Apparently Ken Schultz and the rest of the NCAA governors are getting their wish. They have chosen not to act in this case. As a result, they have destroyed any respect the NCAA might have possessed as well as any trust. As for Baylor, it has additional problems. The Southern Association of Colleges and Schools’ Commission on Colleges has given the university a warning that its accreditation is in danger:
The commission found Baylor out of compliance with several accrediting requirements related to the sexual-assault scandal that has plagued the Baptist university in Texas, including a failure to provide adequate support services for students and a failure to have “appropriate fiscal and administrative control” of the institution’s athletics program.
Evidently, the SACS isn’t quite as intent upon non-action as the NCAA Board of Governors and Ken Schultz are.
Here’s the thing: In order to really make a difference in the world of college athletes and crime, there must be fundamental shifts of ideology at both the university and NCAA levels. Both must be willing to enforce penalties against student athletes who violate the law and the student code of conduct. When I was in college, if I’d been arrested for a violent crime against another student, what happened next would have been swift. I would have been arrested, charged, and tried for the crime. I would have lost my scholarship. I would not have been allowed to attend the university. And that would have been all she wrote, because at the end of the process I would most likely have served a sentence whose length depended on the degree of the crime. Period.
Same thing if my GPA exploded. If I pulled a 1.7 GPA for the semester because I decided to play video games in the football center instead of going to classes, my scholarship (communications and sports information, by the way) would have exploded as well.
Same for you, reading this column right now. Do you doubt it? Think for a moment. What breaks do non-athletes get when it comes to sexual assault?
None in the communications department. I was a debater. None of us on the team could have committed such an offense and been allowed to compete. Ever.
Texas sports journalist Laura Lee Majer’s answer to this question is direct.
The safety of all students on a campus should be a primary concern for a university.  No one should be above the law or given “special treatment” for being a star athlete if they break a law. I do not think universities are providing safe environments, and support for victims, overall.

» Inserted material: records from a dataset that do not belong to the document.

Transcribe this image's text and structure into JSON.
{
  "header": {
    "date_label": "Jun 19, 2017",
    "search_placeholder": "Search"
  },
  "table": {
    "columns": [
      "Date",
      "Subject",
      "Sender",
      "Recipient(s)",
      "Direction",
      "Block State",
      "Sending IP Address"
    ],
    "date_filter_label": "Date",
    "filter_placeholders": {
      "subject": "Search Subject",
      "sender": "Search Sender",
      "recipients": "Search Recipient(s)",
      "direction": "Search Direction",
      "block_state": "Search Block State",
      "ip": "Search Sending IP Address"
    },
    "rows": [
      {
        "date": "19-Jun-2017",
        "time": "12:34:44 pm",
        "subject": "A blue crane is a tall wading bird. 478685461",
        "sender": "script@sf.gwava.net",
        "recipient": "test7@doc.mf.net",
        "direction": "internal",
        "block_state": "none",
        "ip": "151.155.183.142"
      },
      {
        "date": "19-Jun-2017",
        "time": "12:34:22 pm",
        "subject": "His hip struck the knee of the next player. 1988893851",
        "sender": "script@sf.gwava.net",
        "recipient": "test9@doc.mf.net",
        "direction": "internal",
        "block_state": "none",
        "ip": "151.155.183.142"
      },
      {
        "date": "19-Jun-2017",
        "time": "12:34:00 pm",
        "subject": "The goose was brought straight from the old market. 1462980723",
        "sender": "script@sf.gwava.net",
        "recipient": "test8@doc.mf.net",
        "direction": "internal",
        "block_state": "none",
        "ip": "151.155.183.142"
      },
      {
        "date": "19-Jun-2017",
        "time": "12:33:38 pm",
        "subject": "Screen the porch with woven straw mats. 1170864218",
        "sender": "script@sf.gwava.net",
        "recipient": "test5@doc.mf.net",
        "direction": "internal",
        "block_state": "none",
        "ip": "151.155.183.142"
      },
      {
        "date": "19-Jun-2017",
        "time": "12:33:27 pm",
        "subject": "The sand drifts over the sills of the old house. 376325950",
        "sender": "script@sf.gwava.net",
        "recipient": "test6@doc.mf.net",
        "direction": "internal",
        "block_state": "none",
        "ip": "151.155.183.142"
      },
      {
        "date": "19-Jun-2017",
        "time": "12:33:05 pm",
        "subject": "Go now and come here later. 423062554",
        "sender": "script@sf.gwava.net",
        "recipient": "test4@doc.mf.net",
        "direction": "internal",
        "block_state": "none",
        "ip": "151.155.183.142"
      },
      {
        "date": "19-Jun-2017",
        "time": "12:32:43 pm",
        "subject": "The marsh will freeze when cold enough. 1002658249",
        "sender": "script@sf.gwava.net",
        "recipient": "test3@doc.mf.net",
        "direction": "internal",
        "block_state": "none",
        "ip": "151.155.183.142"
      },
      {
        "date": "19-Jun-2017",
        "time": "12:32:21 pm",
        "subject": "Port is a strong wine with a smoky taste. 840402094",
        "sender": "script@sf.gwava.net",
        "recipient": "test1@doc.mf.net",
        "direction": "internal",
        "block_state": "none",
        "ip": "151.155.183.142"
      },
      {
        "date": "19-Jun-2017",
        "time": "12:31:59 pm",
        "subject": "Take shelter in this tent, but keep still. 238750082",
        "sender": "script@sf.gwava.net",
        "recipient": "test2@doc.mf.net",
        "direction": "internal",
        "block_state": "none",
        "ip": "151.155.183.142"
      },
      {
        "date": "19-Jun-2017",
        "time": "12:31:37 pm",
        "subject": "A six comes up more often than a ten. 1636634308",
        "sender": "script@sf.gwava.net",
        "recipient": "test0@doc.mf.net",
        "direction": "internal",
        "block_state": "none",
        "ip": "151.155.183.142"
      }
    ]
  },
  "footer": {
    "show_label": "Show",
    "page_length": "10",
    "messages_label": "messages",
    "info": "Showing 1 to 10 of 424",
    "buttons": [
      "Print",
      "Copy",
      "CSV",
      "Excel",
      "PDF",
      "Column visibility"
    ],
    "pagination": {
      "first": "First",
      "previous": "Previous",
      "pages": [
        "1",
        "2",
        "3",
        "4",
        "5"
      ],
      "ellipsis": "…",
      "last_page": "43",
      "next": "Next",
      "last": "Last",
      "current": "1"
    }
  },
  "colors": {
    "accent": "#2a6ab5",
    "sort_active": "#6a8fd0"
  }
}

We agree with her. What seems to be a point of contention, however, is when it’s the NCAA’s obligation to act. For that, Kevin Lindstrom has the correct answer, in our opinion:
I think it is an NCAA problem from the beginning. If we are talking about a student athlete, the NCAA needs to be kept appraised of it from the start. That transparency, while probably pretty burdensome on both the reporting school and the NCAA, would be essential to ensuring that something like Baylor can’t happen again.
So when will the NCAA act? Or will it continue to put it off like it has the UNC case? That’s the question that we, as taxpayers, alumni, and college sports fans need the NCAA to answer. Considering the NCAA is a tax-exempt organization that accrued revenue of nearly $1 billion in 2014, it is answerable for its decisions regarding cases under its jurisdiction. It might not think it’s responsible…it might not act like it is…
But it is.
We’ll wrap up this series next week with our final area of analysis: the fans. With college athletics generating so much revenue for everybody but the players, how much responsibility do football fans bear for the status quo? How do we impact colleges, players, coaches, or the NCAA? Why is the moral compass never pointing true north when it comes to athletes who commit crimes?
Some of the answers might surprise you.